— Kellie Armstrong (@Kelmba) July 11, 2018
Strangford MLA Kellie Armstrong said: “The Eleventh night is supposed to be a night to celebrate culture, not to destroy local infrastructure. The wanton actions of a minority determined to ruin our Community will mean money that should be spent to improve the area will now have to be spent fixing a burned road and to replace a torched bus.
“It may also mean delays and diversions for many people who are taking part or spectating tomorrow’s 12th parade in Newtownards.
“There is no need for this type of destruction. It’s time those who are behind this destruction to stop and consider the damage they are doing to the whole Community through their disgraceful actions.”
Assistant Chief Constable Alan Todd appealed to those who have influence in this community to discourage people from taking part in any illegal activity.
The Northern Ireland Fire and Rescue Service, between 6pm yesterday and 1am this morning, received a total of 327 emergency calls and mobilised to 164 operational incidents – a 23% increase on total incidents attended compared to last year.
The evening was exceptionally busy – between 10pm and midnight their Regional Control Centre handled an emergency 999 call every 48 seconds.
They responded to 57 bonfire related incidents compared to 56 last year.

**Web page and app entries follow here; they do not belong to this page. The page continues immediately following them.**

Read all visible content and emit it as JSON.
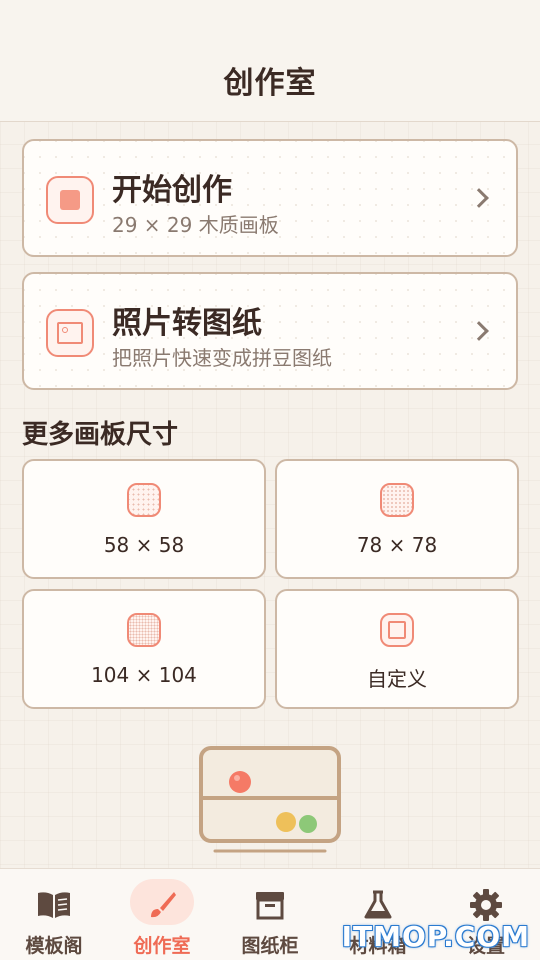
{
  "header": {
    "title": "创作室"
  },
  "cards": [
    {
      "title": "开始创作",
      "subtitle": "29 × 29 木质画板"
    },
    {
      "title": "照片转图纸",
      "subtitle": "把照片快速变成拼豆图纸"
    }
  ],
  "sizes": {
    "title": "更多画板尺寸",
    "items": [
      {
        "label": "58 × 58"
      },
      {
        "label": "78 × 78"
      },
      {
        "label": "104 × 104"
      },
      {
        "label": "自定义"
      }
    ]
  },
  "nav": {
    "items": [
      {
        "label": "模板阁",
        "icon": "book-icon"
      },
      {
        "label": "创作室",
        "icon": "brush-icon",
        "active": true
      },
      {
        "label": "图纸柜",
        "icon": "archive-icon"
      },
      {
        "label": "材料箱",
        "icon": "flask-icon"
      },
      {
        "label": "设置",
        "icon": "gear-icon"
      }
    ]
  },
  "colors": {
    "accent": "#ef6b55",
    "background": "#f6f1ea",
    "card_border": "#cdb8a5"
  },
  "watermark": "ITMOP.COM"
}
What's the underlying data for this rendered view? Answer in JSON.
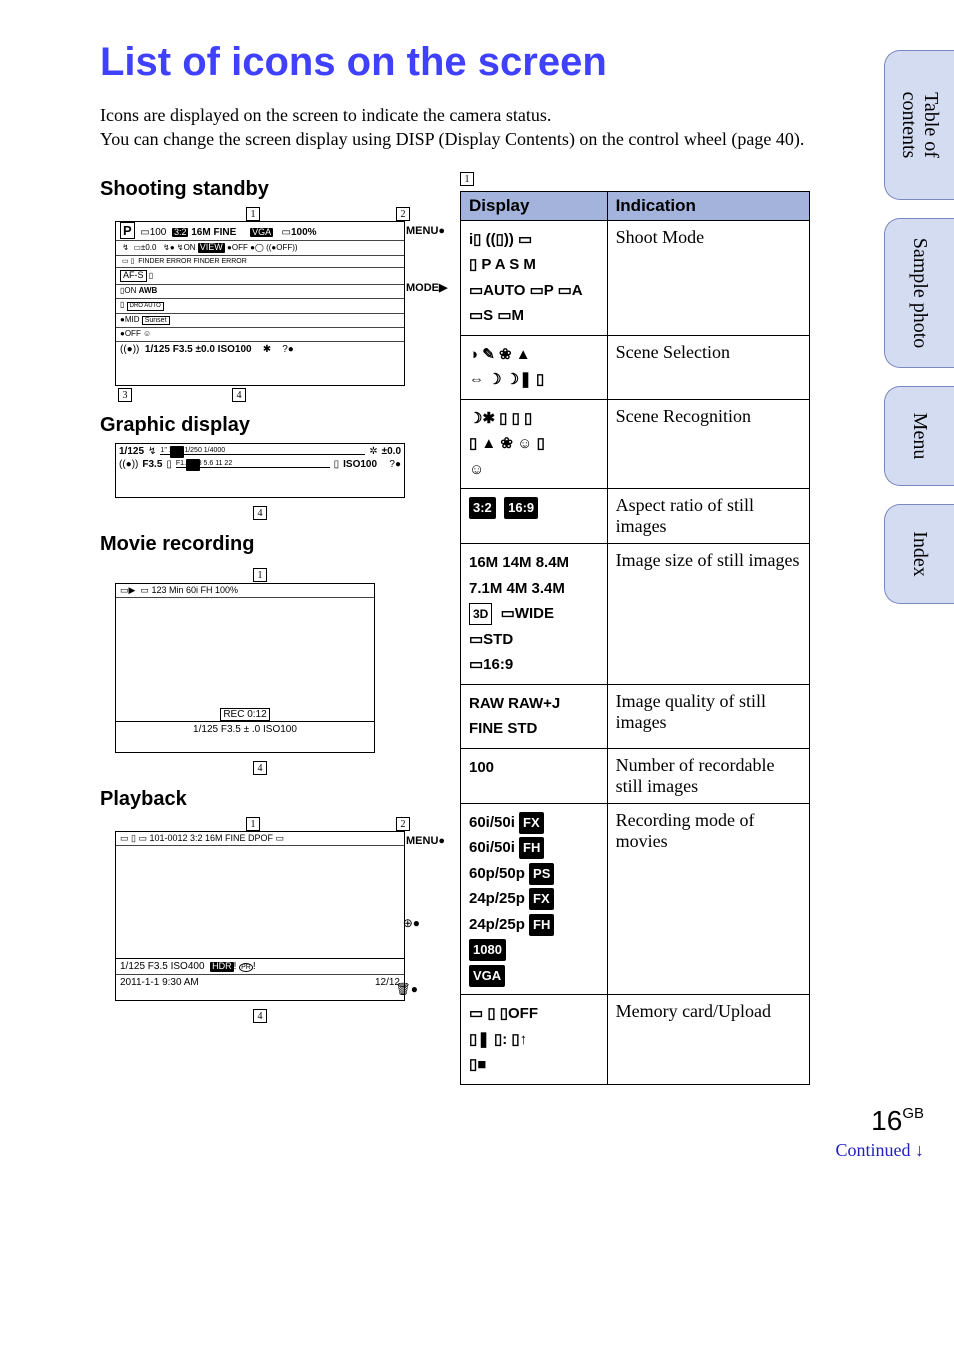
{
  "title": "List of icons on the screen",
  "intro": "Icons are displayed on the screen to indicate the camera status.\nYou can change the screen display using DISP (Display Contents) on the control wheel (page 40).",
  "sections": {
    "shooting": "Shooting standby",
    "graphic": "Graphic display",
    "movie": "Movie recording",
    "playback": "Playback"
  },
  "fig_std": {
    "menu": "MENU",
    "mode": "MODE",
    "line1_a": "P",
    "line1_b": "100",
    "line1_c": "3:2",
    "line1_d": "16M",
    "line1_e": "FINE",
    "line1_f": "VGA",
    "line1_g": "100%",
    "line2": "FINDER ERROR   FINDER   ERROR",
    "line_awb": "AWB",
    "bottom": "1/125    F3.5   ±0.0    ISO100"
  },
  "fig_gd": {
    "l1a": "1/125",
    "l1b": "1\"  1/30   1/250   1/4000",
    "l1c": "±0.0",
    "l2a": "F3.5",
    "l2b": "F1.4  2.8   5.6    11    22",
    "l2c": "ISO100"
  },
  "fig_mv": {
    "top": "123 Min        60i FH        100%",
    "rec": "REC 0:12",
    "bottom": "1/125     F3.5   ± .0     ISO100"
  },
  "fig_pb": {
    "menu": "MENU",
    "top": "101-0012  3:2 16M FINE   DPOF",
    "l1": "1/125   F3.5   ISO400",
    "l2a": "2011-1-1   9:30 AM",
    "l2b": "12/12"
  },
  "table_section": "1",
  "table": {
    "head_display": "Display",
    "head_indication": "Indication",
    "rows": [
      {
        "display": "i▯ ((▯)) ▭\n▯  P A S M\n▭AUTO  ▭P  ▭A\n▭S  ▭M",
        "indication": "Shoot Mode"
      },
      {
        "display": "◑ ✎ ❀ ▲\n⇔ ☽ ☽❚ ▯",
        "indication": "Scene Selection"
      },
      {
        "display": "☽✱ ▯ ▯ ▯\n▯ ▲ ❀ ☺ ▯\n☺",
        "indication": "Scene Recognition"
      },
      {
        "display": "<span class='chip'>3:2</span>&nbsp;&nbsp;<span class='chip'>16:9</span>",
        "indication": "Aspect ratio of still images"
      },
      {
        "display": "16M 14M 8.4M<br>7.1M 4M 3.4M<br><span class='chipw'>3D</span>&nbsp;&nbsp;▭WIDE<br>▭STD<br>▭16:9",
        "indication": "Image size of still images"
      },
      {
        "display": "RAW RAW+J<br>FINE STD",
        "indication": "Image quality of still images"
      },
      {
        "display": "100",
        "indication": "Number of recordable still images"
      },
      {
        "display": "60i/50i <span class='chip'>FX</span><br>60i/50i <span class='chip'>FH</span><br>60p/50p <span class='chip'>PS</span><br>24p/25p <span class='chip'>FX</span><br>24p/25p <span class='chip'>FH</span><br><span class='chip'>1080</span><br><span class='chip'>VGA</span>",
        "indication": "Recording mode of movies"
      },
      {
        "display": "▭ ▯ ▯OFF<br>▯❚ ▯: ▯↑<br>▯■",
        "indication": "Memory card/Upload"
      }
    ]
  },
  "tabs": {
    "toc": "Table of\ncontents",
    "sample": "Sample photo",
    "menu": "Menu",
    "index": "Index"
  },
  "pagenum": "16",
  "pagelang": "GB",
  "continued": "Continued",
  "arrow": "↓"
}
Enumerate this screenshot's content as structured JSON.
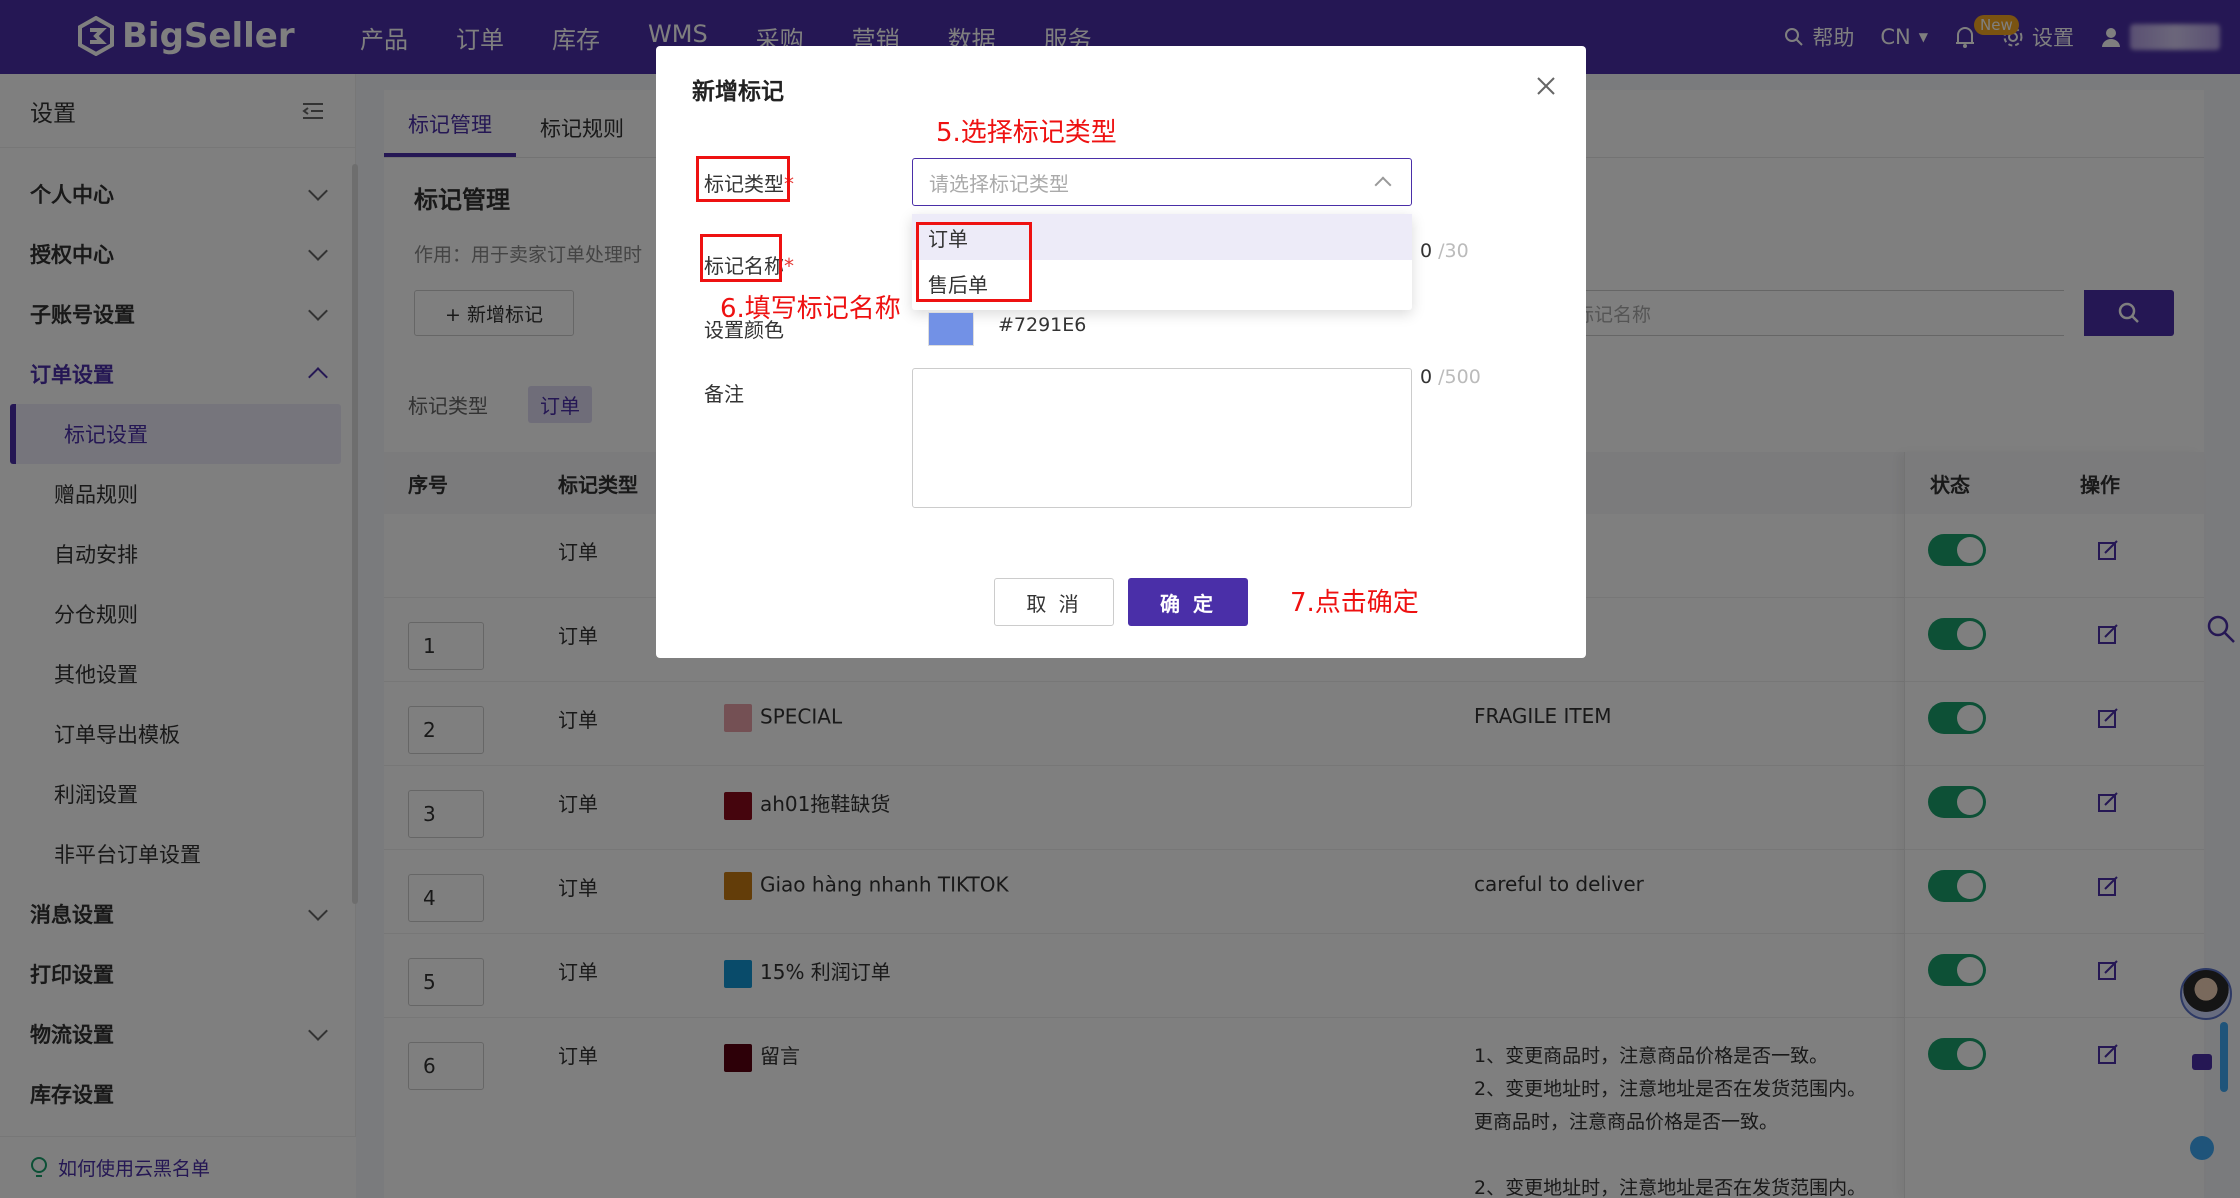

The most significant incidents occurred in Mid Ulster, Belfast, North Down and Causeway Coast & Glens.
Normal service delivery was maintained throughout the evening.
There were three attacks on Fire appliances in the Carn Hill area of Derry/Londonderry, Moygashel and Ballycarry.
No Firefighters were injured.